McNeal quickly was intercepted and replaced by Long, who threw for 190 yards the first half and 209 the second. Long's 407 yards of total offense ranks as the No. 2 single-game effort in school history behind Edd Hargett's 418-yard day against SMU in 1968.
"They were playing eight guys up and we just threw over the top," Long said.
The Jayhawks tried to crowd the line of scrimmage and stop running back Derek Farmer, who still broke free for 111 yards on 21 carries with two TDs.
"It seem everybody plays us the same way, trying to stop the run, and we pass," Long said.
The Aggies, who improved to 5-2 overall and 2-1 in the Big 12, started slowly but managed 24 second-quarter points to take an insurmountable 24-0 lead into the break.
Slocum said the Aggies did not take the Jayhawks lightly.
"We talked this week about winning a Big 12 game on the road," Slocum said. "Four years ago we came here and played Kansas and won a 24-21 game. It counted like any other game in the pursuit of the Big 12 title."
Slocum was pleased with an offense that struggled early this season but has scored 47, 41 and 47 points the past three weeks. The only other time A&M; scored 40-plus points three straight weeks was in 1941.
"We scored a lot of points, yet at times we left a little meat on the table," Slocum said. "Their plan appeared to be they were going to make us throw it. They had an eight-man front. They were bringing the safety down. It dictated we throw."
Backup McNeal had two completions in five tries for 29 yards, giving the Aggies a team-record 428 passing yards. Johnson and Jamaar Taylor each topped the century mark with 131 and 124 yards receiving. Only one other time has A&M; had two 100-yard receivers to go with an 100-yard rusher in the same game Â in 1991 versus TCU.
Overall, A&M; outgained KU a season-best 566 yards to 289.
Defensively, the Aggies held KU quarterback Bill Whittemore to 27 rushing yards on 21 carries. He hit 21 of 44 passes for 187 yards and two TDs.
"I admire him. He is courageous," Slocum said. "Our team did a good job of containing him."

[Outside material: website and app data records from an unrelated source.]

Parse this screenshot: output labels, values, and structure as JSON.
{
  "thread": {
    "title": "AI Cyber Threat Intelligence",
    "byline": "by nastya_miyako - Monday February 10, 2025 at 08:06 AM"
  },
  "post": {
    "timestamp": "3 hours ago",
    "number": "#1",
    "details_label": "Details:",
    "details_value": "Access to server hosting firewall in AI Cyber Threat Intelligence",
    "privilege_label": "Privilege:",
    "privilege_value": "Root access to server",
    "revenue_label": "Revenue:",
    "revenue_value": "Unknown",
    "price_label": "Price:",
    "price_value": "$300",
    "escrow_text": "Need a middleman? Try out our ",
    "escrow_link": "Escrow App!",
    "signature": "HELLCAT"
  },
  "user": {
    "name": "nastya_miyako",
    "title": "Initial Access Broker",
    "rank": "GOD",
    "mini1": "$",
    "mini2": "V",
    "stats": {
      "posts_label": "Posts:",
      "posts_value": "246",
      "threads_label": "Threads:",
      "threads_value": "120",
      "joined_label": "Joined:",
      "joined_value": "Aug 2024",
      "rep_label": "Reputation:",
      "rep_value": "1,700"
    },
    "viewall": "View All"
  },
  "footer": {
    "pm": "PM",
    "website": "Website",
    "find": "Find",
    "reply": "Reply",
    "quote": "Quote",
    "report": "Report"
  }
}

"We knew stopping him was a big key. He is a great athlete," A&M; linebacker Jarrod Penright said. "He can be deceiving because he's short. He makes you miss. We figured if we stop him, we stop everything. We could have contained him better, but that gives us something to shoot for next week."
Â Assistant sports editor Gary Bedore can be reached at 832-7186.